wc -c filename == counts the bytes
wc -m filename == counts the characters
this can be combined with other commands like grep, awk, sed
example with sed:
sed -n '1p' filename | wc -c
the above will print the first line from filename and count the bytes in that line
Sometimes if you edit a file in windows and then open it in Linux/UNIX it will have the special characters ^M at the end of each sentence. To fix ^M in Linux/UNIX using vi/vim run the following:
%s/[ctrlkey+v and ctrl-key+M]//g
Replace all multi-blankspaces (more than one spaces/tabs) in file with mono-blankspace (one space):
sed 's/[<space>][<tab>][<space>][<tab>]*/ /g' filename
can also be:
sed 's/[<space>][<tab>][<space>][<tab>]*/ /g' filename > newfilename
note: g in the end means GLOBAL
In the above samples, <space> means ‘ ‘ (empty space) and <tab> means ‘ ‘ (tab key press).
If you have a remote server that you want to sync a directory you can use for example rsync, however rsync doesn’t offer the multi stream syncing and can be slower if you have many new files. The below solution uses lftp with 5 parallel streams to download and each stream is split into 10 separate segments. This is very helpful if you cannot max your download connection with regular methods and of course if the uploading server has enough bandwidth.
#!/bin/bash login=your_username pass=your_password host=sftp://download.redoem.com remote_dir=/media/files/redoem/dir local_dir=/home/redoer/downloads trap "rm -f /tmp/syncserver.lock" SIGINT SIGTERM if [ -e /tmp/syncserver.lock ] then echo "Syncserver is running already." exit 1 else touch /tmp/syncserver.lock lftp -u $login,$pass $host << EOF set ftp:ssl-allow yes set mirror:use-pget-n 10 mirror -c -P5 --newer-than=now-15min --log=syncserver.log $remote_dir $local_dir quit EOF rm -f /tmp/syncserver.lock trap - SIGINT SIGTERM exit 0 fi
The above sample should work for most cases – you just need to change the values of the variables (highlighted in red).
This part (–newer-than=now-15min) can be changed based on how old files you want to sync, for example if you synced the files 4 hours and you have new files in the last hour, you want to change this part to ONLY download the new files then change this part to be now-60min or more (but less than 4 hours in this example).

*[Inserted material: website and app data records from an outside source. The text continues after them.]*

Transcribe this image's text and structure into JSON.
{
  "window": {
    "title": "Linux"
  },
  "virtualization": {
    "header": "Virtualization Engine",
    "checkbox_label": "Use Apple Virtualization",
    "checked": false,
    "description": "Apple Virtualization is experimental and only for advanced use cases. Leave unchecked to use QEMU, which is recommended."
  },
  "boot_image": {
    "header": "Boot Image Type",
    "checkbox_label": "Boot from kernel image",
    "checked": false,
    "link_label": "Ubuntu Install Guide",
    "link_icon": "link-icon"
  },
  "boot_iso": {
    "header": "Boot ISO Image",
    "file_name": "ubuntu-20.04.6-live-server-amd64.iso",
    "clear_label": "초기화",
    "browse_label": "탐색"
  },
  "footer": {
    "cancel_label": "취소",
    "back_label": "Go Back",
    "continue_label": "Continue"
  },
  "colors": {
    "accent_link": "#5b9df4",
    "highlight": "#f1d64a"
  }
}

If you want to share from your local machine to the remote server, replace this line as (changed parts highlighted in red):
mirror -R -c -P5 --newer-than=now-15min --log=syncserver.log $local_dir $remote_dir
Now save the above as a .sh file, example syncserver.sh and you can add it as a cronjob to run every 15 minutes or run it when you have new files.
*/15 * * * * /home/redoer/syncserver.sh >> /home/redoer/sync_cron.log 2>&1